Excitons in cuprous oxide appear in the absorption spectrum as a hydrogen-like series with modified masses due to the different effective electron and hole masses of carriers in solids as well as due to the larger dielectric permittivity. Hence, binding energies of almost 100 meV are common. As the exciton Bohr radius scales as the principal quantum number n², expected Bohr radii for n=25 are in the µm-range, which is enormous for a single quantum object. Starting from such a system, one can now demonstrate schemes that harness light-exciton interaction of these giant Rydberg excitons, study Rydberg-Rydberg interactions, and, as cuprous oxide is a semiconductor, integrate it in a solid-state system.

The aim of this project is to implement integrated and scalable solid state quantum devices based on the interaction of Rydberg atoms in cuprous oxide. In a first step, we want to establish schemes to quantitatively determine and modify the Rydberg exciton interaction by using spatially resolved pump-probe scheme, applying electric fields on electrode grids on the crystal, and by applying magnetic fields. In a second step, we want to investigate whether coupling to single excitons is possible. Therefore, we use high-quality fiber cavities to couple Rydberg excitons to cavity modes. We furthermore use samples with high-quality printed microlenses and an angle-resolved scanner scheme as well as their combination with fibers with multiple single-mode cores to address different spatially neighboring Rydberg excitons. This way, we establish an integrated and scalable system to let two or more neighboring Rydberg excitons interact.

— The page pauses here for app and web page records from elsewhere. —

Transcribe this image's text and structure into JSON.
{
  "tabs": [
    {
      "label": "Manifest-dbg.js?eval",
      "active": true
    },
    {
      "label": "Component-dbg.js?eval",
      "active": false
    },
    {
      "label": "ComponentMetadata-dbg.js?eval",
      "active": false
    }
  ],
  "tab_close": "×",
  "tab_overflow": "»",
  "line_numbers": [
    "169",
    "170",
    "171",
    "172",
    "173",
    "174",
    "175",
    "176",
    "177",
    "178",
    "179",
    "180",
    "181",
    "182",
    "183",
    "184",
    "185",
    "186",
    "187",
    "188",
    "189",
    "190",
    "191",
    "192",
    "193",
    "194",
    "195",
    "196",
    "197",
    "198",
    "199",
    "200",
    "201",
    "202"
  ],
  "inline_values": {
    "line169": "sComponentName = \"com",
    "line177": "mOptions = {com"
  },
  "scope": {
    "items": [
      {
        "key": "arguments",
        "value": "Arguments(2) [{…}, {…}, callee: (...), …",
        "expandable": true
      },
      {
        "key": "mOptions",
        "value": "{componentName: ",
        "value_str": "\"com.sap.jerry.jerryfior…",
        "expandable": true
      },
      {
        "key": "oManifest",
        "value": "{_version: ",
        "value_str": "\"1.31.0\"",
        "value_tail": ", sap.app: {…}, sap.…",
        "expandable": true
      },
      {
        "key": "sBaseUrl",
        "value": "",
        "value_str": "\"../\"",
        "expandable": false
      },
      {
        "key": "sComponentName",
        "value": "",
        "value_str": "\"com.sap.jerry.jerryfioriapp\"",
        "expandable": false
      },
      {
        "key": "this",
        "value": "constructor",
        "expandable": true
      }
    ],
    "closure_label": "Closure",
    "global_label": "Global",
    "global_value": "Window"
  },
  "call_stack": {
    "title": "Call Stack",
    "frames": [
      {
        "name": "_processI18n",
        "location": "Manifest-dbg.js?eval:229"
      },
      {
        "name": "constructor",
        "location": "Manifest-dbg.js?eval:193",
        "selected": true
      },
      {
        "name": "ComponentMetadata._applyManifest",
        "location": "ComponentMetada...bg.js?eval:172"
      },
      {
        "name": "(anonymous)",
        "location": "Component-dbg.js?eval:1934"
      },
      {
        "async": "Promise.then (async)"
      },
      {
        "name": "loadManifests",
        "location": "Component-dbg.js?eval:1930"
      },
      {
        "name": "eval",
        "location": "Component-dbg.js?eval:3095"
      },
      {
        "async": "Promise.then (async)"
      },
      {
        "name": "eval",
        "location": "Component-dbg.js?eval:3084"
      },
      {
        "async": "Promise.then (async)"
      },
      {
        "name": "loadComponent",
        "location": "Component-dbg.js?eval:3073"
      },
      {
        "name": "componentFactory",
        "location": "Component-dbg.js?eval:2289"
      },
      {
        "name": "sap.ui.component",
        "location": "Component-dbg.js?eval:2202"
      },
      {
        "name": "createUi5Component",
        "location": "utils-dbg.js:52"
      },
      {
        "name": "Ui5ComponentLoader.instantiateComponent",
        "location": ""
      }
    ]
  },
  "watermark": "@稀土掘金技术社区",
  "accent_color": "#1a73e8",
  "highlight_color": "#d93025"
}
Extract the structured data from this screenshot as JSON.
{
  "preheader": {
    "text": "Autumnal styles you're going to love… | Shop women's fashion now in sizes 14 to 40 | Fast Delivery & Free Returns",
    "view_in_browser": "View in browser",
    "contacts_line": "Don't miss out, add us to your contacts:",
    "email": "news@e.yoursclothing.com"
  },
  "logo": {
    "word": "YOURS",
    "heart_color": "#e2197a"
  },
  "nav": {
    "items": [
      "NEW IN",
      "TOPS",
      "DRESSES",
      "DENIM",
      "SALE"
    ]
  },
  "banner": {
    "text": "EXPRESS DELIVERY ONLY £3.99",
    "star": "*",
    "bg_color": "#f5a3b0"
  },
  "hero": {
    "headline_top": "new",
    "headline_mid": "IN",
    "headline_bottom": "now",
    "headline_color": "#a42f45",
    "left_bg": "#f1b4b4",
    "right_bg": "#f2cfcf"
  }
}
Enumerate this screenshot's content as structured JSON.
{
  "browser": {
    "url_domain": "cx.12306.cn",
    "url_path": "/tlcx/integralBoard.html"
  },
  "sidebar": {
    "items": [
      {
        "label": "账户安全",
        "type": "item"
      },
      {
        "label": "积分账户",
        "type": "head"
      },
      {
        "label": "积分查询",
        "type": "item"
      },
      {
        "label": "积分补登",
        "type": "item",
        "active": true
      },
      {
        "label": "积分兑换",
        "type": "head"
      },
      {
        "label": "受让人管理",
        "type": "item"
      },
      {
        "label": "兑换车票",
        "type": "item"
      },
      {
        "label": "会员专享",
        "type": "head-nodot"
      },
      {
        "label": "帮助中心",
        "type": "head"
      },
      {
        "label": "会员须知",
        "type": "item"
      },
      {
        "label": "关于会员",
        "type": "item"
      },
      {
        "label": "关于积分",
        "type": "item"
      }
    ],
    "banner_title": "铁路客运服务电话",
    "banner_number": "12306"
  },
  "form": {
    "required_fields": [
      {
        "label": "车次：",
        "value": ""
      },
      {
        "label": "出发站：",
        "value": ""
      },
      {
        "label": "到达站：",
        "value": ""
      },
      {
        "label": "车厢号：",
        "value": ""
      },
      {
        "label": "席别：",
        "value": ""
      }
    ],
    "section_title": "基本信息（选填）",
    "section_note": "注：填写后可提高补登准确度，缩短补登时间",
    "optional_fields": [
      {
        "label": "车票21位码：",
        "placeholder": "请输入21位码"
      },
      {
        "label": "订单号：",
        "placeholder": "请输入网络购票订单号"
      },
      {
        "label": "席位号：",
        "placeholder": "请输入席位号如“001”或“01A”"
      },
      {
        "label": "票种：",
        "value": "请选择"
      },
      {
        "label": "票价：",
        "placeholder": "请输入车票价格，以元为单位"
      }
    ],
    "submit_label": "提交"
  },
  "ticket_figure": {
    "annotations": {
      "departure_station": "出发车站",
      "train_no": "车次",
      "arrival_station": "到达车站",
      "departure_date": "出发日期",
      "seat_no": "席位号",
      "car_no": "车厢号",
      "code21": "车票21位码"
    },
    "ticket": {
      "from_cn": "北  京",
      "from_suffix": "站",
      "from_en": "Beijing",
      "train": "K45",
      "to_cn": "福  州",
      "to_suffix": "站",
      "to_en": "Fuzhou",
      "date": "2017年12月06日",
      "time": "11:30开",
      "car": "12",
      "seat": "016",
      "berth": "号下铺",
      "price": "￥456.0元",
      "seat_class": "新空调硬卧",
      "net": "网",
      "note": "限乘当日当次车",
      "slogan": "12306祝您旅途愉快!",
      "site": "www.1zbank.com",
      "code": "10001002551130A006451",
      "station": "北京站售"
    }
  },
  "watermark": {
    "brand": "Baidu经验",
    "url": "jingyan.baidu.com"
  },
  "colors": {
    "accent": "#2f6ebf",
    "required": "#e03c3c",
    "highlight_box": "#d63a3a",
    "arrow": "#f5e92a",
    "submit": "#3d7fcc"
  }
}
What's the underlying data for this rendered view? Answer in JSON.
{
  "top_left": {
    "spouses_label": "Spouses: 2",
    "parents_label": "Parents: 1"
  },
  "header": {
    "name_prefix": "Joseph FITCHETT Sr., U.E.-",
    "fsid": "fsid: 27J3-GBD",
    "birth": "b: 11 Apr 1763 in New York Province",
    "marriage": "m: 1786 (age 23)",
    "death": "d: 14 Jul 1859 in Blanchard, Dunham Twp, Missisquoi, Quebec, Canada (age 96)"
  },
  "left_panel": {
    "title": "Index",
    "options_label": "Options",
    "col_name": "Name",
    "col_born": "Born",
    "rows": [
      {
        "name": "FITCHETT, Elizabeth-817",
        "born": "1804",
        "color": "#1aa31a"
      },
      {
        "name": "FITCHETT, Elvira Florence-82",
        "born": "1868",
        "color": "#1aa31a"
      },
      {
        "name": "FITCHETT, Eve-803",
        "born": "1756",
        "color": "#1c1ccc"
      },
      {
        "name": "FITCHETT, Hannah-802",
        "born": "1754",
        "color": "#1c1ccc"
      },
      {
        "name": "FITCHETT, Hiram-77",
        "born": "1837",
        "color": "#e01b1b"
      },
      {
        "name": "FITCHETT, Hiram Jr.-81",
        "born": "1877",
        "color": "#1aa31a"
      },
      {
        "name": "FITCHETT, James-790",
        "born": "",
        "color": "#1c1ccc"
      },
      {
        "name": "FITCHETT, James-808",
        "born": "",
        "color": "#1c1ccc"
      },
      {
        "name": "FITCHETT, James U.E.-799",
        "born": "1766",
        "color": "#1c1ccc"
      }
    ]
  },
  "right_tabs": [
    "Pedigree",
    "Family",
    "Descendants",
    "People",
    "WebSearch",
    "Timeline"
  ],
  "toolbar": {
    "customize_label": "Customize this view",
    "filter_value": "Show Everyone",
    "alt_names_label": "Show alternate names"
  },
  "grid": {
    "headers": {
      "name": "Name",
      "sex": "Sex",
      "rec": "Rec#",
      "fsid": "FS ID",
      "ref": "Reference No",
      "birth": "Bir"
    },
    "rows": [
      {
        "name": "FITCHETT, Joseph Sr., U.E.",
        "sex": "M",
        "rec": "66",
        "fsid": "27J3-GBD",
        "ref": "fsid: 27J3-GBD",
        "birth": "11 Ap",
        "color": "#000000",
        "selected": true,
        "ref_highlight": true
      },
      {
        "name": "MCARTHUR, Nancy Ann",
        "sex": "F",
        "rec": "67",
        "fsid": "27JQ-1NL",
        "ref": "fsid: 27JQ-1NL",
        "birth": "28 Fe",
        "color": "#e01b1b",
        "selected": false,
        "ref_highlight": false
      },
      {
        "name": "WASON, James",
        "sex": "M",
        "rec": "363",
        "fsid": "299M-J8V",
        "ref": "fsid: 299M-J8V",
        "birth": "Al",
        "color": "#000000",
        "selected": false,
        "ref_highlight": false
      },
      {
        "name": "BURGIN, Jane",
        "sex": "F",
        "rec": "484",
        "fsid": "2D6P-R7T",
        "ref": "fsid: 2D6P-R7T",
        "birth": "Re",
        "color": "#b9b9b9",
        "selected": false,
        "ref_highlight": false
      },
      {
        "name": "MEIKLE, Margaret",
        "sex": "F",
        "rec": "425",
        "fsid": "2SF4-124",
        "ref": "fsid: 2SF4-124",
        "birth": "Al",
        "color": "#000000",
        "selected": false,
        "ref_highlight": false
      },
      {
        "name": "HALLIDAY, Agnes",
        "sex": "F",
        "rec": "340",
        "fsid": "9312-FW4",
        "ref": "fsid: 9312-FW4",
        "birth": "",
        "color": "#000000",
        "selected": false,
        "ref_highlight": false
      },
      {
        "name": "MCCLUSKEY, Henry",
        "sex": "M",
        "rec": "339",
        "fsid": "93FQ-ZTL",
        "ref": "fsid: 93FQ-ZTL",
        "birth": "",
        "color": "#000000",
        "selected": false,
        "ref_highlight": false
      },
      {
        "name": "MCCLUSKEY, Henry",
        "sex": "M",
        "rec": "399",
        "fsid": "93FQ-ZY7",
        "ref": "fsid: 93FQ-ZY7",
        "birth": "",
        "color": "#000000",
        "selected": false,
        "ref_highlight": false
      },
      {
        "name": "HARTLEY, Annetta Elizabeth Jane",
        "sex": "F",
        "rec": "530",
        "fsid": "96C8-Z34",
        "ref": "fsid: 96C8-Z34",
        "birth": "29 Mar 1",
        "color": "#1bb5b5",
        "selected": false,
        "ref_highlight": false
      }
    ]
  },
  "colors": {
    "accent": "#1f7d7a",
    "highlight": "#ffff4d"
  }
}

Prof. Dr. Harald Giessen, 4. Physikalisches Institut, Universität Stuttgart